However, Dan Harris, a partner at Harris & Moure and co-author of the firm’s China Law Blog, says that although the Communist Party wants China to believe the unions have teeth, union issues have never come up for any of his corporate clients in China and he believes the ACFTU is controlled by the government.
“There’s no real union. It’s the government that’s telling them what to do and when,” Harris says. “That’s not really a union.”
He wrote as much in a blog post for China Law Blog in September, and says the website was immediately shut down in China.
“If I had thought about it, I would’ve known they would shut me down because China does not like people to say ‘The unions? What unions?’” he says. “This whole thing about [how] they’re going to advocate for the workers and all that? Bull.”
If the improvement in workers’ rights isn’t coming from the unions, perhaps it can be attributed to the Labor Contract Law, which went into effect on Jan. 1, 2008, despite many employers’ efforts to defeat the legislation. Several of the law’s provisions, including requiring written contracts and overtime pay, have driven up labor costs for companies operating in China.
But it’s not all bad news. Requiring contracts means companies have their rules and policies in writing, which makes them much easier to enforce.

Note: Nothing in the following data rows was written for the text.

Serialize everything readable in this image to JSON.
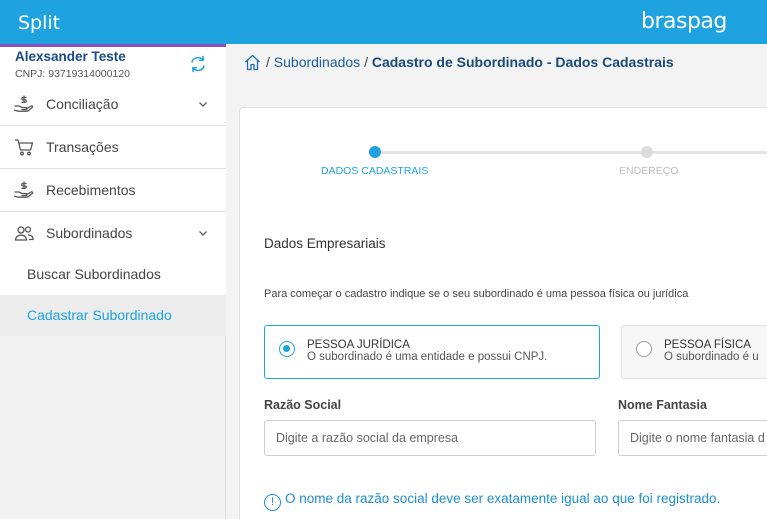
{
  "header": {
    "app_title": "Split",
    "brand": "braspag"
  },
  "user": {
    "name": "Alexsander Teste",
    "document": "CNPJ: 93719314000120"
  },
  "sidebar": {
    "items": [
      {
        "label": "Conciliação",
        "icon": "hand-coin-icon",
        "has_submenu": true
      },
      {
        "label": "Transações",
        "icon": "cart-icon",
        "has_submenu": false
      },
      {
        "label": "Recebimentos",
        "icon": "hand-coin-icon",
        "has_submenu": false
      },
      {
        "label": "Subordinados",
        "icon": "users-icon",
        "has_submenu": true
      }
    ],
    "subitems": [
      {
        "label": "Buscar Subordinados",
        "active": false
      },
      {
        "label": "Cadastrar Subordinado",
        "active": true
      }
    ]
  },
  "breadcrumb": {
    "link": "Subordinados",
    "separator": "/",
    "current": "Cadastro de Subordinado - Dados Cadastrais"
  },
  "steps": [
    {
      "label": "DADOS CADASTRAIS",
      "active": true
    },
    {
      "label": "ENDEREÇO",
      "active": false
    }
  ],
  "form": {
    "section_title": "Dados Empresariais",
    "intro": "Para começar o cadastro indique se o seu subordinado é uma pessoa física ou jurídica",
    "person_types": [
      {
        "title": "PESSOA JURÍDICA",
        "description": "O subordinado é uma entidade e possui CNPJ.",
        "selected": true
      },
      {
        "title": "PESSOA FÍSICA",
        "description": "O subordinado é u",
        "selected": false
      }
    ],
    "razao_social": {
      "label": "Razão Social",
      "placeholder": "Digite a razão social da empresa",
      "value": ""
    },
    "nome_fantasia": {
      "label": "Nome Fantasia",
      "placeholder": "Digite o nome fantasia d",
      "value": ""
    },
    "hint_icon": "!",
    "hint": "O nome da razão social deve ser exatamente igual ao que foi registrado."
  },
  "colors": {
    "primary": "#1ea3e0",
    "accent_purple": "#8a4fbf",
    "user_name": "#1a4a8a"
  }
}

“If the rule of law is not enforceable, then you have a high level of risk,” Ernst says. “Requiring contracts is a very good idea. … The transparency of rules is, at the end of the day, what brings success.”
Harris recommends writing contracts in both Chinese and English, and doing the same for employment manuals, which should include a detailed list of all the reasons employees can be fired. “China is not an at-will employee country,” Harris says. “Americans tend to be the ones that get in the most trouble in China because [they] just assume you can fire somebody easily because in the U.S., you can. In China, you can’t.”
Overall, Harris says foreign companies have to be a lot more careful to comply with labor laws than Chinese companies because they are scrutinized more closely. “Don’t do what the Chinese company does down the street,” he says. “Don’t do what your Chinese manager says you can get away with, because you won’t get away with it.”